Power Electronics
PWM Controller Runs at Low Duty Cycles and High Frequencies

PWM Controller Runs at Low Duty Cycles and High Frequencies

The LM3495 PWM buck controller from National Semiconductor employs the company’s emulated-current-mode (ECM) architecture to generate output voltages with very low duty cycles at switching frequencies up to 1.5 MHz. Using this controller, high-side MOSFET on-times as short as 50 ns are possible. In addition, the controller features wide (2.9 V to 18 V) input range, low output-voltage capability (down to 0.6 V), and a highly accurate voltage reference. Another benefit is the chip’s ability to perform low-side sensing and programmable current limit without an external sense resistor.

The ECM architecture overcomes one of the limitations typically associated with current-mode control. Although power supply circuits employing current-mode control are easy to compensate, the noise sensitivity of these circuits makes them difficult to use at low duty cycles. But with ECM, the control uses a measurement of inductor voltage to generate a noise-free signal representing the inductor current ramp. This technique allows the LM3495 to achieve high-side MOSFET on- times down to 50 ns. Contrast that with a conventional current-mode controller, which may be limited to a minimum on-time of about 150 ns.
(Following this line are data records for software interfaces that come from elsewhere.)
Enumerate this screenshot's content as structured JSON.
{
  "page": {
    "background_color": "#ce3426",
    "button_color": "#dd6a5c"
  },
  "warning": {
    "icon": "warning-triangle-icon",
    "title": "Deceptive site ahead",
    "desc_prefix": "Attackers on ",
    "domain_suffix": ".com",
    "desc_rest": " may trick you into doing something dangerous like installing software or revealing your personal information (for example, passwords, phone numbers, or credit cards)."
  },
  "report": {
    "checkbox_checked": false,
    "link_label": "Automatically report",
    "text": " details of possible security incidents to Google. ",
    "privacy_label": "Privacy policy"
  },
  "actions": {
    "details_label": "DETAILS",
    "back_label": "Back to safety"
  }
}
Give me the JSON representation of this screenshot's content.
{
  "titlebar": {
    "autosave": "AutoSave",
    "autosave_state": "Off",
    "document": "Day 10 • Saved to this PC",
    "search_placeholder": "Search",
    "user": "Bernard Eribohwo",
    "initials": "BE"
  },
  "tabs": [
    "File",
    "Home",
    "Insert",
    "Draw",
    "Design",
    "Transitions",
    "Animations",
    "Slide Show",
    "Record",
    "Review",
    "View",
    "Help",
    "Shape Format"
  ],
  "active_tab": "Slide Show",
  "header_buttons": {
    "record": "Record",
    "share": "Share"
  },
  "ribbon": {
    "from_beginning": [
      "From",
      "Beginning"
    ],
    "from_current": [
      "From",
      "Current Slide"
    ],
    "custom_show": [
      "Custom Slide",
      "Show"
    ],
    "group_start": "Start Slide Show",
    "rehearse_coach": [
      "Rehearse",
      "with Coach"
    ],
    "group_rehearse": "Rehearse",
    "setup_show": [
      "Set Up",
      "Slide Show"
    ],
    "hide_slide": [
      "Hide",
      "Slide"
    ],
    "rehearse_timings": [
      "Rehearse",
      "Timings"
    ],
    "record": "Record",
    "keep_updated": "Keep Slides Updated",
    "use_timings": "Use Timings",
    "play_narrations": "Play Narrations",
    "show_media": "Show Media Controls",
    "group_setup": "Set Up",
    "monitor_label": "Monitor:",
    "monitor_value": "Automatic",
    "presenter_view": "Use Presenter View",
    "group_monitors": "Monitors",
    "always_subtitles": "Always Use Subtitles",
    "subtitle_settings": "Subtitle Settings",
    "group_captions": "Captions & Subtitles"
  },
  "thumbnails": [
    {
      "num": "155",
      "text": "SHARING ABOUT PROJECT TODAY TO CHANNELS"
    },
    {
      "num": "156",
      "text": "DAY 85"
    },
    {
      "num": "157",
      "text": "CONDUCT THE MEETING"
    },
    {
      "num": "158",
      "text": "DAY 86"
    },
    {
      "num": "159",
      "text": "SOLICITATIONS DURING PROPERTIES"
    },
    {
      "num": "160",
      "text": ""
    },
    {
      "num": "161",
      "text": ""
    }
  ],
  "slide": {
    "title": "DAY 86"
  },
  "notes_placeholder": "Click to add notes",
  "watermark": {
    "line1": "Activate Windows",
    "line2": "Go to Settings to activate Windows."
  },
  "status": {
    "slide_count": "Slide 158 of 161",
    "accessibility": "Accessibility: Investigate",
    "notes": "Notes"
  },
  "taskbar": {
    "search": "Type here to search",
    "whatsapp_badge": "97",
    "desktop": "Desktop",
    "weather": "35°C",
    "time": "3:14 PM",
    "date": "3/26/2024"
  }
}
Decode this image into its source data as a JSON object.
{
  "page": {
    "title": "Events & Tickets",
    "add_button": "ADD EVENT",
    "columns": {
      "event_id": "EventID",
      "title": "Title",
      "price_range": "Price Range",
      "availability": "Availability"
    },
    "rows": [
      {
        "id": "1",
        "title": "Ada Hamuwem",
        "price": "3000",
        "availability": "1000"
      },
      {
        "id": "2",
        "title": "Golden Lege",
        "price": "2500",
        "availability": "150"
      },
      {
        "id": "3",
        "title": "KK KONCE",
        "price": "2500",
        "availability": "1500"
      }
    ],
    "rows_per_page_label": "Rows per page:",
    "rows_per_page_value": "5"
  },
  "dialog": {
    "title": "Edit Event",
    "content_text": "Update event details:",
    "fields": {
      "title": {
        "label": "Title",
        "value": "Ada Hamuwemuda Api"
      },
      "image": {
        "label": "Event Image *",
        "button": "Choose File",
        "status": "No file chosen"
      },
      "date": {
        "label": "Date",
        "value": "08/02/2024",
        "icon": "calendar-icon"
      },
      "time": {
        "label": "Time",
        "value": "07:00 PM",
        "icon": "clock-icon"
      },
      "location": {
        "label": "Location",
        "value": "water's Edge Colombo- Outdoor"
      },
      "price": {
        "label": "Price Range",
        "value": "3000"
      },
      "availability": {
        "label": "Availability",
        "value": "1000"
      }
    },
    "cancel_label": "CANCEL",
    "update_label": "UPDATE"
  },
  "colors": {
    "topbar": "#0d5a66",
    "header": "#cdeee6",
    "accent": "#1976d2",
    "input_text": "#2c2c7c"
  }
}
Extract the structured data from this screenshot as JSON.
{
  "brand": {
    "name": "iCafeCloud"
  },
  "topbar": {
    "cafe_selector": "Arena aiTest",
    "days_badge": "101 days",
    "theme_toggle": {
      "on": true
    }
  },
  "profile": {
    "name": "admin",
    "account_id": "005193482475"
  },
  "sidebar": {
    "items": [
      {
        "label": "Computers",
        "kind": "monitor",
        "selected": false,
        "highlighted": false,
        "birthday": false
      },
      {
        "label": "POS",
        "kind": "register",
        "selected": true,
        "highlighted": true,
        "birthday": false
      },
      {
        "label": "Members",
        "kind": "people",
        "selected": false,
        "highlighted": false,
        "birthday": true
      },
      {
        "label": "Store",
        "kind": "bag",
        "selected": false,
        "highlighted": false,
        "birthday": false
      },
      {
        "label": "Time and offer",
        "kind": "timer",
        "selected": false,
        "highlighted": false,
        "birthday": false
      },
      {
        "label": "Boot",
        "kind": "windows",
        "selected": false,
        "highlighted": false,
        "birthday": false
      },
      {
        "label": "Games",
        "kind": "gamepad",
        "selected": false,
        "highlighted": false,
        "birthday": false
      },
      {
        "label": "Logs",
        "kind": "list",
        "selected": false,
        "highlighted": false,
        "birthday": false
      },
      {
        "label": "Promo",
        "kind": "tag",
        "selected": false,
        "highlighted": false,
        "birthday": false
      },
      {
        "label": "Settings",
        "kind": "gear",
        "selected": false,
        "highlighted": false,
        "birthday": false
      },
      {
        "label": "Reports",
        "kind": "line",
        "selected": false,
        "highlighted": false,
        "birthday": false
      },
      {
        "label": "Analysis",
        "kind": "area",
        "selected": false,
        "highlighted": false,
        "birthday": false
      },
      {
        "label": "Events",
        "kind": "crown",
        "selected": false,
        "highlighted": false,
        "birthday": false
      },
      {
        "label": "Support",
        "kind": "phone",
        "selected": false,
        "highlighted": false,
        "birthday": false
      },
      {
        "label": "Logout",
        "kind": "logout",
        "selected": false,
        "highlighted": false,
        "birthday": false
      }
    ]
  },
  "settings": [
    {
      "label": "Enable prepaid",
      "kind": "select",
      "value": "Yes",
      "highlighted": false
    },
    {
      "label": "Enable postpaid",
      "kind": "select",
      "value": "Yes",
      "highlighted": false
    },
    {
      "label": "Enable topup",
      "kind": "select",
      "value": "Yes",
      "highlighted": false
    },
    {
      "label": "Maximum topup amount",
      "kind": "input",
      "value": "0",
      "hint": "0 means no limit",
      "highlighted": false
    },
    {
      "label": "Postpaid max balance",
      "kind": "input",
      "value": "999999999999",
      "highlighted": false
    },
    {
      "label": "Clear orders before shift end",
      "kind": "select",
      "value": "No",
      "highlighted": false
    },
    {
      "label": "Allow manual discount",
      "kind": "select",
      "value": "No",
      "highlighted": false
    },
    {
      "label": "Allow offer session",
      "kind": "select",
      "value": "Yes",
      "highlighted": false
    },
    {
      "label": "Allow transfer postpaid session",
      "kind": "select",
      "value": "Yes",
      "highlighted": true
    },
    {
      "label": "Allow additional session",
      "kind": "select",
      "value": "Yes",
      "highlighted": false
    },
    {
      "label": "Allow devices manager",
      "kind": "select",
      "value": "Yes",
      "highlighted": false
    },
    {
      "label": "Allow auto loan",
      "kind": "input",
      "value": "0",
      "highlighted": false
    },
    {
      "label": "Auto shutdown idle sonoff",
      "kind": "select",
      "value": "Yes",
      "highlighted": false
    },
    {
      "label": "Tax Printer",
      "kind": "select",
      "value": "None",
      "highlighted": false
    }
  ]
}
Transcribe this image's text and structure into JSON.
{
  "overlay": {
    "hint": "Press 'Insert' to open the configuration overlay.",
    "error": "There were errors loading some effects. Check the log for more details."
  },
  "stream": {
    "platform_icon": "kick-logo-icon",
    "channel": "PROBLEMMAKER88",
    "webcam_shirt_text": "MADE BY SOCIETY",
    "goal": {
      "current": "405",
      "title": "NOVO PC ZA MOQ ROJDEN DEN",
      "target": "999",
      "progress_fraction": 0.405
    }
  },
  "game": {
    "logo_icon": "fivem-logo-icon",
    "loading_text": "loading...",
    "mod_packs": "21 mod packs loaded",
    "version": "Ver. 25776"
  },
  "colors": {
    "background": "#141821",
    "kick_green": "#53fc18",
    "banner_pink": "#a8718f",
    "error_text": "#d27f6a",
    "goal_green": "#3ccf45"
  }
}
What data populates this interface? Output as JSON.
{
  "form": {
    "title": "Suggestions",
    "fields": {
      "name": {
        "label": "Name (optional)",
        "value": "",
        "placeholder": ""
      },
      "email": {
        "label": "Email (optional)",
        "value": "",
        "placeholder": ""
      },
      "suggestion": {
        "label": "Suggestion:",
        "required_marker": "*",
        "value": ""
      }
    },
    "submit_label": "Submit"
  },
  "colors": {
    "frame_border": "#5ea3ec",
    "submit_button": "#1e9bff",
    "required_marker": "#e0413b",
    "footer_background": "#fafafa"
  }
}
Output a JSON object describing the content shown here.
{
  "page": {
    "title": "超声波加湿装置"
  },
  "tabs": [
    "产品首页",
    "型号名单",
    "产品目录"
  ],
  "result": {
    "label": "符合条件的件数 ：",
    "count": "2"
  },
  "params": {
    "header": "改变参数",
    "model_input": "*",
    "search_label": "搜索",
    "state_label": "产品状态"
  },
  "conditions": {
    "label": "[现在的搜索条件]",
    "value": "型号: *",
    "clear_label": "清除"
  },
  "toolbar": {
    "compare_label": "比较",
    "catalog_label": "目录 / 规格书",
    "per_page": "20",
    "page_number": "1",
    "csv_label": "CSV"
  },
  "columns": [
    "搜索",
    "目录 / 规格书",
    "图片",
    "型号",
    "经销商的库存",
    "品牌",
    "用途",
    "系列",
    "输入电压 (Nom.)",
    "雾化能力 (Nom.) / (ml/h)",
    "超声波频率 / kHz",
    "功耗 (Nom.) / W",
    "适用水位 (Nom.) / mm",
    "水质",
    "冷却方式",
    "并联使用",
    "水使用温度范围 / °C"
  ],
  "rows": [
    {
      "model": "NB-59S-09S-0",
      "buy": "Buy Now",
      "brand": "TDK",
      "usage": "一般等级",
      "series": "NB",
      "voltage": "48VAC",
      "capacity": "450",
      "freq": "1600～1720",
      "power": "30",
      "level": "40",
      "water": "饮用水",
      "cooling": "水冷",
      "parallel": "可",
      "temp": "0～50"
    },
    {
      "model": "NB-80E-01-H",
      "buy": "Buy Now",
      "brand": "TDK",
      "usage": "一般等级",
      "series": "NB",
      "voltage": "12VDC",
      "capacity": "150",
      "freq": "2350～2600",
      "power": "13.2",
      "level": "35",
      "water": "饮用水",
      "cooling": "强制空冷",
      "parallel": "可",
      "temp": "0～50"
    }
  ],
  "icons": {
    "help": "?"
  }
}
The LM3495 was developed to power digital ASICs, FPGAs, DSPs and other embedded processors, which may require tight voltage regulation. The controller achieves accuracy of ±1% over a wide temperature range, while integrating system features optimized for those applications. The IC also addresses the requirements of point-of-load module (POL) manufacturers by offering fault-protection features.



The LM3495’s 2.9-V to 18-V input range enables the part’s use in 3.3-V, 5.0-V, 12-V and intermediate-bus systems. Meanwhile, the part's adjustable 0.6-V to 5.5-V output accommodates existing and future core and I/O voltages. The IC operates from a single input rail, eliminating the need for an external bias supply (see the figure).



The controller’s ability to perform low-side sensing and implement a programmable current limit without a sense resistor allows for reduced power dissipation, component count and system cost. Another notable function is an adaptive duty cycle limit, which reduces the designer’s need to oversize the inductor in order to prevent saturation. Other functions include input undervoltage lockout, switch-node short protection, and hiccup-mode current limit protection. The chip also has an internal soft start with tracking capability.



Switching frequency is in the range of 200 kHz to 1.5 MHz, which can be synchronized to reduce radiated system noise. The LM3495’s on-chip gate drivers are capable of driving FETs suitable for output currents in excess of 20 A. Additionally, the LM3495 has soft shutdown and glitch-free start-up into pre-biased loads.



National first introduced its ECM architecture with the LM5005, a high-voltage 2.5-A buck regulator, and the company plans to use ECM in products that will be introduced throughout the rest of the year. These will include a dual-output, second-generation, ECM controller designed to optimize performance in the most demanding digital cores.



Available now in a 16-pin TSSOP, the LM3495 is priced starting at $3.08 in 1000-unit quantities. For more information about the LM3495, including how to order samples and evaluation boards, visit www.national.com/pf/LM/LM3495.html or for a datasheet, see http://cache.national.com/ds/LM/LM3495.pdf.

TAGS: News
Hide comments

Comments

  • Allowed HTML tags: <em> <strong> <blockquote> <br> <p>

Plain text

  • No HTML tags allowed.
  • Web page addresses and e-mail addresses turn into links automatically.
  • Lines and paragraphs break automatically.
Publish